Frank Vennes Jr., the born-again financier who helped Tom Petters raise millions of dollars for Petters' ill-fated Ponzi scheme, pleaded guilty Friday for his role in the massive fraud.
The plea was a surprise development, coming just days before Vennes was scheduled to go to trial on charges contained in a 26-count indictment.
Instead, Vennes, 55, pleaded guilty to two of those counts: aiding and abetting securities fraud and unlawful monetary activity. Under federal sentencing guidelines, Vennes faces a 15-year prison sentence. U.S. District Judge Richard Kyle will ultimately decide the sentence.
Dressed in a gray suit, white shirt and yellow tie, Vennes mainly answered questions with a "yes" and "that's correct" when asked by Assistant U.S. Attorney Timothy Rank about his role as a fundraiser in the Petters operation.
It was not immediately clear Friday what effect the plea would have on James Fry, the Wayzata hedge fund manager who helped Vennes raise funds and who was scheduled to stand trial with Vennes beginning next week.
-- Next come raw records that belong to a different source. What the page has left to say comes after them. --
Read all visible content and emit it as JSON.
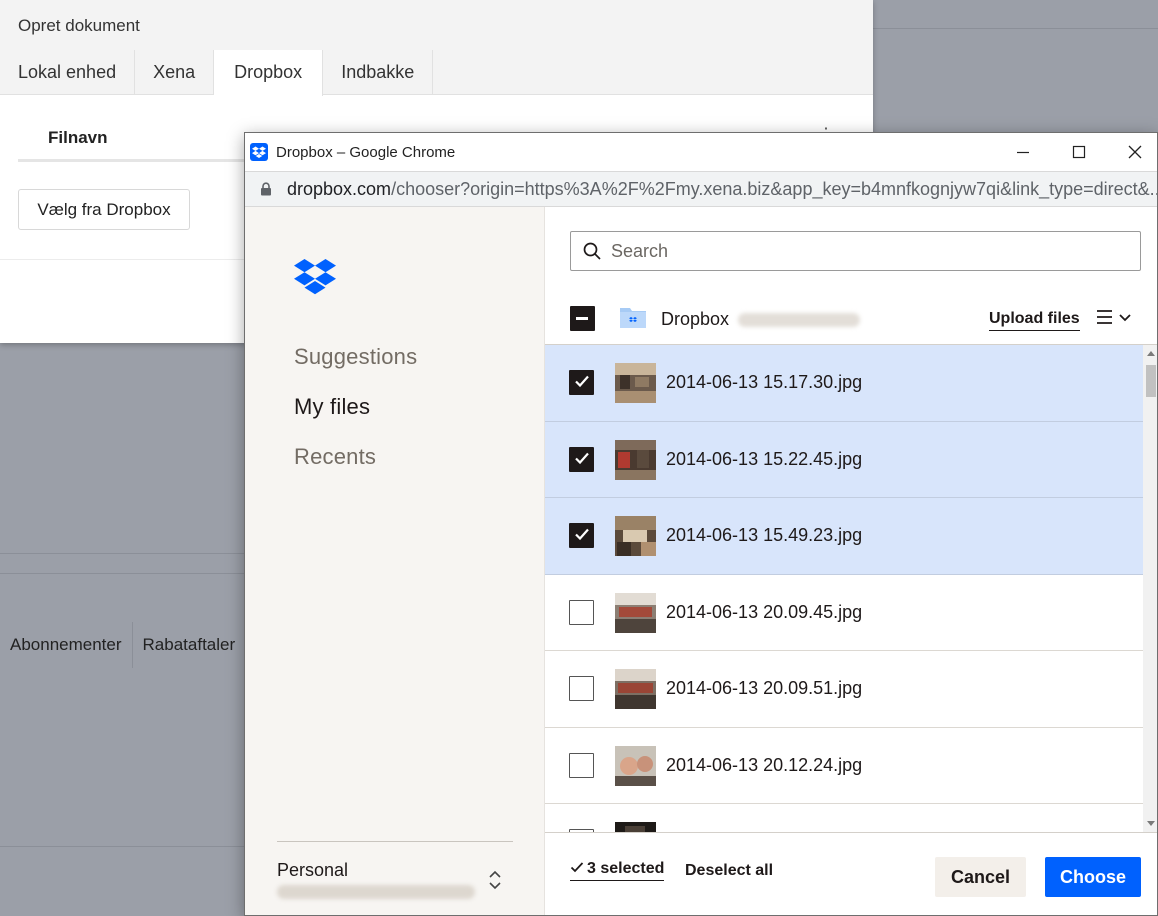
{
  "background": {
    "tabs": [
      "Abonnementer",
      "Rabataftaler"
    ]
  },
  "modal": {
    "title": "Opret dokument",
    "tabs": [
      {
        "label": "Lokal enhed",
        "active": false
      },
      {
        "label": "Xena",
        "active": false
      },
      {
        "label": "Dropbox",
        "active": true
      },
      {
        "label": "Indbakke",
        "active": false
      }
    ],
    "column_header": "Filnavn",
    "pick_button": "Vælg fra Dropbox"
  },
  "popup": {
    "window_title": "Dropbox – Google Chrome",
    "url_host": "dropbox.com",
    "url_rest": "/chooser?origin=https%3A%2F%2Fmy.xena.biz&app_key=b4mnfkognjyw7qi&link_type=direct&...",
    "sidebar": {
      "nav": [
        {
          "label": "Suggestions",
          "active": false
        },
        {
          "label": "My files",
          "active": true
        },
        {
          "label": "Recents",
          "active": false
        }
      ],
      "account_label": "Personal"
    },
    "search_placeholder": "Search",
    "breadcrumb": "Dropbox",
    "upload_label": "Upload files",
    "files": [
      {
        "name": "2014-06-13 15.17.30.jpg",
        "selected": true
      },
      {
        "name": "2014-06-13 15.22.45.jpg",
        "selected": true
      },
      {
        "name": "2014-06-13 15.49.23.jpg",
        "selected": true
      },
      {
        "name": "2014-06-13 20.09.45.jpg",
        "selected": false
      },
      {
        "name": "2014-06-13 20.09.51.jpg",
        "selected": false
      },
      {
        "name": "2014-06-13 20.12.24.jpg",
        "selected": false
      },
      {
        "name": "",
        "selected": false
      }
    ],
    "selected_count": "3 selected",
    "deselect_label": "Deselect all",
    "cancel_label": "Cancel",
    "choose_label": "Choose"
  },
  "colors": {
    "accent": "#0061fe",
    "selected_row": "#d8e5fb",
    "sidebar_bg": "#f7f5f2",
    "overlay": "#9b9fa8"
  }
}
Attorneys for Fry said the trial would be pushed back to an as-yet-undetermined date.
Fry's attorney, Joe Friedberg, said he was "mystified" by the sudden development Friday. Fry faces 12 counts of securities and wire fraud and making false statements to the Securities and Exchange Commission.
Vennes' plea was the latest dramatic twist in a case that is well past its fourth anniversary and has never lacked for intrigue. The scheduled trial of Vennes and Fry appeared to be the final chapter in the Petters saga, the largest financial fraud in Minnesota history at $3.65 billion.
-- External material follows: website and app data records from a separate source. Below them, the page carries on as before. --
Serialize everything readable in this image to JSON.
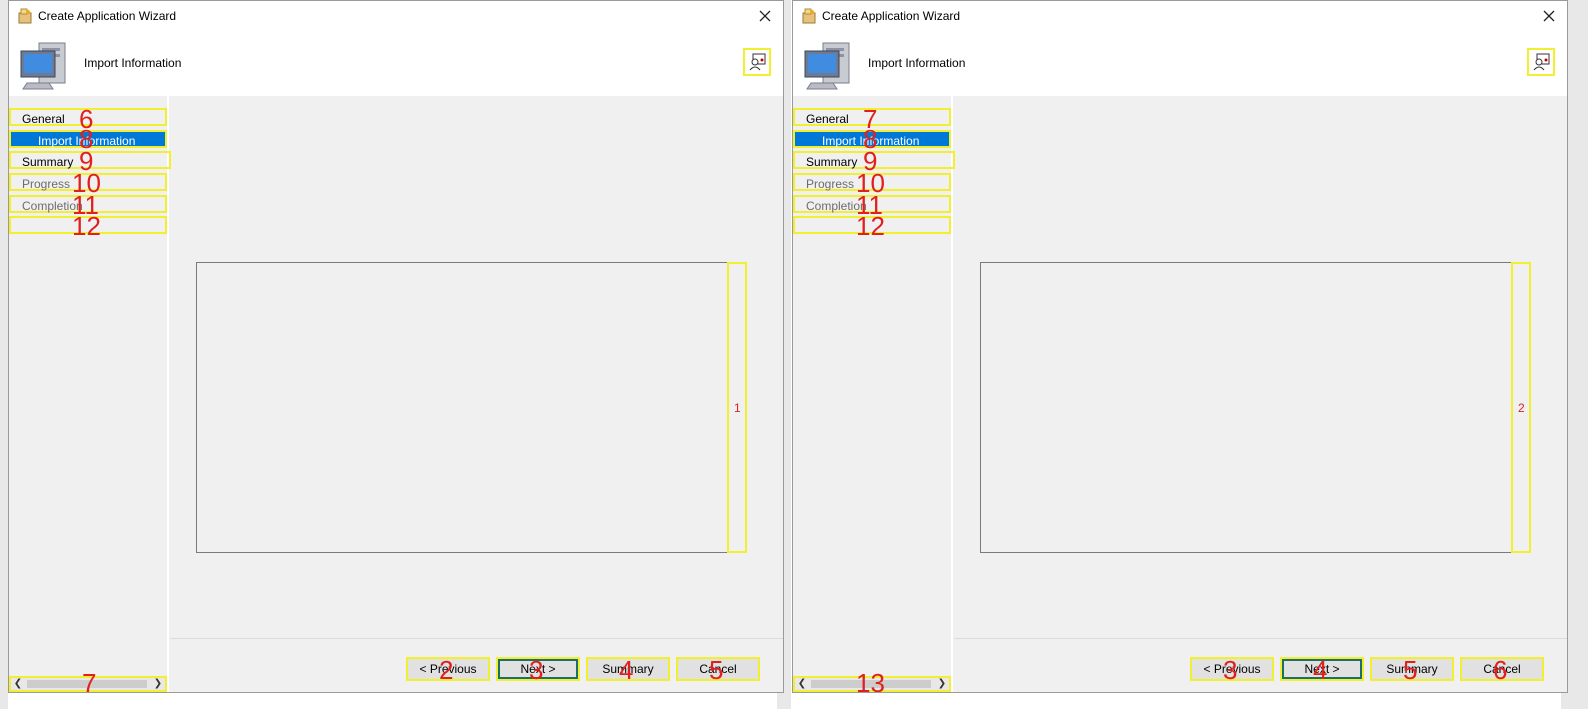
{
  "windows": [
    {
      "title": "Create Application Wizard",
      "header_title": "Import Information",
      "nav": [
        {
          "label": "General",
          "state": "normal",
          "marker": "6"
        },
        {
          "label": "Import Information",
          "state": "active",
          "marker": "8"
        },
        {
          "label": "Summary",
          "state": "normal",
          "marker": "9"
        },
        {
          "label": "Progress",
          "state": "disabled",
          "marker": "10"
        },
        {
          "label": "Completion",
          "state": "disabled",
          "marker": "11"
        },
        {
          "label": "",
          "state": "empty",
          "marker": "12"
        }
      ],
      "scroll_marker": "7",
      "content_marker": "1",
      "buttons": {
        "previous": {
          "label": "< Previous",
          "marker": "2"
        },
        "next": {
          "label": "Next >",
          "marker": "3"
        },
        "summary": {
          "label": "Summary",
          "marker": "4"
        },
        "cancel": {
          "label": "Cancel",
          "marker": "5"
        }
      }
    },
    {
      "title": "Create Application Wizard",
      "header_title": "Import Information",
      "nav": [
        {
          "label": "General",
          "state": "normal",
          "marker": "7"
        },
        {
          "label": "Import Information",
          "state": "active",
          "marker": "8"
        },
        {
          "label": "Summary",
          "state": "normal",
          "marker": "9"
        },
        {
          "label": "Progress",
          "state": "disabled",
          "marker": "10"
        },
        {
          "label": "Completion",
          "state": "disabled",
          "marker": "11"
        },
        {
          "label": "",
          "state": "empty",
          "marker": "12"
        }
      ],
      "scroll_marker": "13",
      "content_marker": "2",
      "buttons": {
        "previous": {
          "label": "< Previous",
          "marker": "3"
        },
        "next": {
          "label": "Next >",
          "marker": "4"
        },
        "summary": {
          "label": "Summary",
          "marker": "5"
        },
        "cancel": {
          "label": "Cancel",
          "marker": "6"
        }
      }
    }
  ],
  "icons": {
    "app": "wizard-app-icon",
    "close": "close-icon",
    "header": "computer-icon",
    "help": "help-person-icon",
    "scroll_left": "chevron-left-icon",
    "scroll_right": "chevron-right-icon"
  },
  "colors": {
    "selection": "#0078d7",
    "annotation_box": "#f2ef2f",
    "annotation_text": "#e0201e"
  }
}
Vennes and Fry would have been defendants Nos. 12 and 13 to appear before a judge in the giant Ponzi scheme but only the second and third defendants to actually go to trial. Petters was convicted by a jury in 2009. There are no other publicly identified defendants in the case.
With Vennes' plea, 11 of 12 charged in the case have pleaded guilty. Petters is currently serving a 50-year prison term in Kansas' Leavenworth prison for masterminding the complex business fraud, which involved the purported sale of electronics equipment but in reality raised money from new investors to pay off older investors.
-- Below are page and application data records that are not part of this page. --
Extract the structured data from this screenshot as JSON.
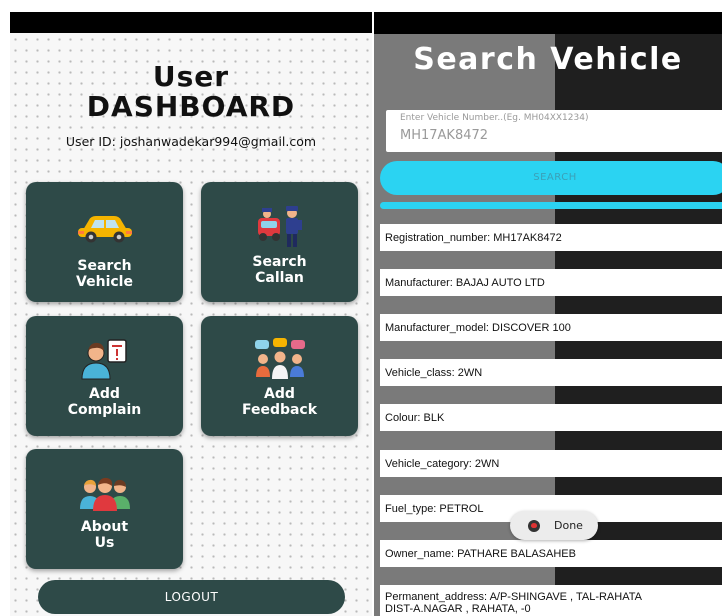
{
  "dashboard": {
    "title_line1": "User",
    "title_line2": "DASHBOARD",
    "user_id": "User ID: joshanwadekar994@gmail.com",
    "cards": [
      {
        "line1": "Search",
        "line2": "Vehicle",
        "icon": "car-icon"
      },
      {
        "line1": "Search",
        "line2": "Callan",
        "icon": "traffic-police-icon"
      },
      {
        "line1": "Add",
        "line2": "Complain",
        "icon": "complaint-person-icon"
      },
      {
        "line1": "Add",
        "line2": "Feedback",
        "icon": "feedback-group-icon"
      },
      {
        "line1": "About",
        "line2": "Us",
        "icon": "team-icon"
      }
    ],
    "logout_label": "LOGOUT",
    "colors": {
      "card": "#2e4a48",
      "background": "#f7f7f7"
    }
  },
  "search_vehicle": {
    "title": "Search Vehicle",
    "input_hint": "Enter Vehicle Number..(Eg. MH04XX1234)",
    "input_value": "MH17AK8472",
    "search_label": "SEARCH",
    "results": [
      "Registration_number: MH17AK8472",
      "Manufacturer: BAJAJ AUTO LTD",
      "Manufacturer_model: DISCOVER 100",
      "Vehicle_class: 2WN",
      "Colour: BLK",
      "Vehicle_category: 2WN",
      "Fuel_type: PETROL",
      "Owner_name: PATHARE BALASAHEB",
      "Permanent_address: A/P-SHINGAVE , TAL-RAHATA\nDIST-A.NAGAR , RAHATA, -0"
    ],
    "toast": "Done",
    "colors": {
      "accent": "#2bd3f2"
    }
  }
}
And therein lies the role of Vennes and Fry, who allegedly misled investors about the nature of their investments, failed to disclose Vennes' criminal background from a 1987 run-in with the law and did not report delays in interest payments as the scheme started to collapse in 2007.
"The defendants' lies prevented investors from accurately assessing the safety and soundness of their investment and contributed to Petters' Ponzi scheme becoming a multibillion-dollar fraud," said federal prosecutors in a trial brief outlining their case last week.
But Vennes and Fry, who developed an intense dislike for each other during the course of the scheme, were expected to argue at trial that they, too, were duped by Petters, just as other investors were fooled.
"My client had 10 years of good, solid deals with Petters and had no reason to believe Petters was running a Ponzi scheme," Friedberg said in an interview earlier this week. "Mr. Fry is a victim rather than a criminal."
The Petters case has been on the public's radar since September of 2008, when federal agents mounted a massive raid on the Petters business empire, which at one point ranged from Petters Group Worldwide to Sun Country Airlines and Polaroid.
The raid was the result of an explosive confession by one of Petters' top lieutenants, Deanna Coleman, who also wore a secret recording device on her body in the weeks leading up to Petters' arrest and subsequent detention.
One by one, those in the Petters Cos. Inc. (PCI) circle who participated in the operation pleaded guilty to charges against them. Some of those participants were expected to testify during the Vennes/Fry trial, including an employee of Fry's Arrowhead hedge funds and hedge fund managers from Florida who also invested with Petters through Vennes.
The government alleges that the investments with Petters were extremely lucrative for both Vennes and Fry. According to government calculations, Vennes made more than $100 million in commissions over 15 years; Fry collected $42 million over 10 years.
Vennes, who pleaded guilty to firearms, drug and money-laundering charges as a businessman in Bismarck, N.D., in 1987 and did prison time, was a born-again Christian who turned to the faith community for early investors in the Petters operation. As he needed to raise larger amounts, Vennes hooked up with Fry's Arrowhead fund and the two persuaded Florida hedge fund managers to put money in the pot.
All the while, Vennes and his fund managers were telling investors that they were being paid by big-box retailers such as Sam's Club and Costco for the electronic consumer goods they thought they were financing for Petters to sell. In reality, the payments to the funds were coming from PCI because there were no sales to retailers.
The government also alleged that Vennes' criminal background was buried because knowledge of that might have scared away investors. And investors weren't informed when interest payments were delayed or in default, the government asserts.
David Phelps • 612-673-7269